Students may use simple props—such as chairs, tables, desks. This is optional—the teacher may choose to have no props or set a limit.
To create a scene, interacting with peers. To share responsibility with peers. To convey a dramatic improvisation without words.
Students are broken into four or five groups—depending on the size of the class. There should be five or six in each group. Students are given examples of an activity that would involve a group, such as a baseball game, a tour bus and guide, a shopping trip, etc. Each group will then go to a designated area of the room to discuss what they are going to do. They may not use any of the examples that were given and of course, they may not use words in the drama. After a set amount of time, such as five minutes, the groups will reassemble in a circle.
Each group will have an opportunity to perform their scene. After each performance the audience will speculate as to what was going on.
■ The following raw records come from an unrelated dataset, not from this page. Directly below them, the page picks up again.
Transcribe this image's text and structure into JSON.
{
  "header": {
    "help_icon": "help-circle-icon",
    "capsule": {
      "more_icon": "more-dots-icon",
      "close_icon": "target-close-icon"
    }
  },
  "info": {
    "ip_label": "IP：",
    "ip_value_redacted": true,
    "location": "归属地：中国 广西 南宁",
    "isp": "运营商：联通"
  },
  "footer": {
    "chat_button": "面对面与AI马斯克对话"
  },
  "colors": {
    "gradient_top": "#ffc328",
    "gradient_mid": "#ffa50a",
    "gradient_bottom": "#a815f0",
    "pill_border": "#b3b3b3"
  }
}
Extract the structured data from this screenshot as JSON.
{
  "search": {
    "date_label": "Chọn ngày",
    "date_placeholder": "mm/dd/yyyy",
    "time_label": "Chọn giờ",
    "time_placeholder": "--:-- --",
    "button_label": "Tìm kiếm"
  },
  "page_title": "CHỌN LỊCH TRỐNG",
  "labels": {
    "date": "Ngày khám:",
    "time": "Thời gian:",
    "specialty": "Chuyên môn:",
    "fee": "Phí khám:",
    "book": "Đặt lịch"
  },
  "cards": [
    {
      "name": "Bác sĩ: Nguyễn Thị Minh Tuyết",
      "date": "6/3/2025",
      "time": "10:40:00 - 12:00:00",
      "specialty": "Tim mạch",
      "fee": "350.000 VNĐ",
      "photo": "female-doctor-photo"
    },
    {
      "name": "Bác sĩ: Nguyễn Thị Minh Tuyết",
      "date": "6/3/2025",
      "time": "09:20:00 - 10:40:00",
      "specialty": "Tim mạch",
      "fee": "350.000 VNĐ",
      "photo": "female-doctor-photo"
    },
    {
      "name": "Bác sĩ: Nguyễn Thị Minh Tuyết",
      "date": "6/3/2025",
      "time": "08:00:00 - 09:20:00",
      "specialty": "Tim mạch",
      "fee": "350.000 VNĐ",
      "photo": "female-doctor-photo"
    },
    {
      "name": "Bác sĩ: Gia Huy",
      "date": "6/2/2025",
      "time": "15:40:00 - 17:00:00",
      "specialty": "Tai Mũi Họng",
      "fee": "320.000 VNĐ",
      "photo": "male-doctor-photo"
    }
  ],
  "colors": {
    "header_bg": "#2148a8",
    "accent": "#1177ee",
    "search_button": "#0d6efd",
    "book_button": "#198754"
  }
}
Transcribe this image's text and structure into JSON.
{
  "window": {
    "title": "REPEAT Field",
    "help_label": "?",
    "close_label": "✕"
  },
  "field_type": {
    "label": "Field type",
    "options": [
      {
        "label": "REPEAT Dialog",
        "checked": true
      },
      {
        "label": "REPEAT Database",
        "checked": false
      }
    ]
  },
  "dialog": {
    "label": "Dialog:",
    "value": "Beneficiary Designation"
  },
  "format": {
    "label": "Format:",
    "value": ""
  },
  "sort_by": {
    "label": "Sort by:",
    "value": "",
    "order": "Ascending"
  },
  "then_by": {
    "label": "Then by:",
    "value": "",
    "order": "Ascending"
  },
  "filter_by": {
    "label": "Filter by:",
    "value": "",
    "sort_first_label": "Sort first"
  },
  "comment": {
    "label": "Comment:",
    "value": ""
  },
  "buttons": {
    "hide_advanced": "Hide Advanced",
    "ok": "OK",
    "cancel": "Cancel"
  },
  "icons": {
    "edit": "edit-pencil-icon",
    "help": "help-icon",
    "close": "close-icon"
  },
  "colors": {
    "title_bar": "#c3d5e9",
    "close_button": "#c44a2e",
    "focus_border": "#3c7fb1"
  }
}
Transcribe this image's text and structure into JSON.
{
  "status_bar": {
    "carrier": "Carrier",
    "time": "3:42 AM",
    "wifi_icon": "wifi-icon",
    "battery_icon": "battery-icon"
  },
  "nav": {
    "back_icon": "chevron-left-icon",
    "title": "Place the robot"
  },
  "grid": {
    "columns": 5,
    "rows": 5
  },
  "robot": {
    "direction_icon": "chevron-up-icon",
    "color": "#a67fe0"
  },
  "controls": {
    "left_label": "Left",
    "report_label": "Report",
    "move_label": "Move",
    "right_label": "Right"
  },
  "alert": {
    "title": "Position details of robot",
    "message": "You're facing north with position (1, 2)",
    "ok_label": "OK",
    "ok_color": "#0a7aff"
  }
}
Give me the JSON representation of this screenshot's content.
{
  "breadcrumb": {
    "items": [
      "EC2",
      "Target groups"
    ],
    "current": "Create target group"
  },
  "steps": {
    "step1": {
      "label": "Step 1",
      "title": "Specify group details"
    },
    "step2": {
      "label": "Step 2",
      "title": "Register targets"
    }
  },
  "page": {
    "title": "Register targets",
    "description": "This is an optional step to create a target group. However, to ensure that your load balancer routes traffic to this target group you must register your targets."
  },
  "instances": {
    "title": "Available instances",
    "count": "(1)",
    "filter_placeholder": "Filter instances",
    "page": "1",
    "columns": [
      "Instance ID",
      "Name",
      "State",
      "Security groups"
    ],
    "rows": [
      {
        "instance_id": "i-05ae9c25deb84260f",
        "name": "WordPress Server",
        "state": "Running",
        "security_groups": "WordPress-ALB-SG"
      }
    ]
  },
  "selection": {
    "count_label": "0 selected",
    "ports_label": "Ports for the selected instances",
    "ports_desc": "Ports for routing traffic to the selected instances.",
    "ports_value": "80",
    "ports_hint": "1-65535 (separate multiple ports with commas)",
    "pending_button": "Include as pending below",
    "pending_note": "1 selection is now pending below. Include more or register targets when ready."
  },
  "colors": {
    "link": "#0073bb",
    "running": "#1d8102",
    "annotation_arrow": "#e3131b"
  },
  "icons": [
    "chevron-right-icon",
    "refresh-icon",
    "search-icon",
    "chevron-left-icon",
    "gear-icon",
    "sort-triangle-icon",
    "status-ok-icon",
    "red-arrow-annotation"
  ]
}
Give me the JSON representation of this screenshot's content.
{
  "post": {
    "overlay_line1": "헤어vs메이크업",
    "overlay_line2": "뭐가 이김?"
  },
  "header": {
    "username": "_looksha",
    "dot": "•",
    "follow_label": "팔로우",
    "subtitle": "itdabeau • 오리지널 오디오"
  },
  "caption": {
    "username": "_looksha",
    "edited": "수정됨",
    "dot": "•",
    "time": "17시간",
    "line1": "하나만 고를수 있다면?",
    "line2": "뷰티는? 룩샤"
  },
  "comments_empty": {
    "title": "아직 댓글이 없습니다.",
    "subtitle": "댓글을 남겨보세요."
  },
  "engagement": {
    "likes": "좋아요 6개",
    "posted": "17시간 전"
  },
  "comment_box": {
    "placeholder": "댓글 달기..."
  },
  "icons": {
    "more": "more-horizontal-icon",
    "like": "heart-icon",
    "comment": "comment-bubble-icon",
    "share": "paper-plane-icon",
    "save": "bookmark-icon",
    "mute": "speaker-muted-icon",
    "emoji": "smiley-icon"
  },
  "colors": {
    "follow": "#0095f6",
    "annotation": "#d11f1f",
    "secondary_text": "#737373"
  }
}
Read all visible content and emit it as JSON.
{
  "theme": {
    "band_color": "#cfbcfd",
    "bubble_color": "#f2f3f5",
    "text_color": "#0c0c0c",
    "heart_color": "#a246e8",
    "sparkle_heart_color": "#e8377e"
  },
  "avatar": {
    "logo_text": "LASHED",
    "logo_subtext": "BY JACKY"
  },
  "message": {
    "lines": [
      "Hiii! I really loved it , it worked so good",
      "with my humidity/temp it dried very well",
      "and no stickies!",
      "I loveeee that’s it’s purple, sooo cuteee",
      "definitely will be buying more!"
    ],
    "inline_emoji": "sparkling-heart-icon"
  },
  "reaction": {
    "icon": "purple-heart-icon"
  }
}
Give a category, such as television shows, movies, sporting events, etc.
The body techniques that are needed to proceed with mime are just touched upon in this unit. I encourage the reader to look at the following books:
Mime: A Playbook of Silent Fantasy
Be a Frog, A Bird, or a Tree
These books, listed in my bibliography give excellent illustrations and directions to guide you through body movements.
My goal is not for my students to become professional mimes, but to feel comfortable with themselves in performing a drama without words. I feel this will be achieved.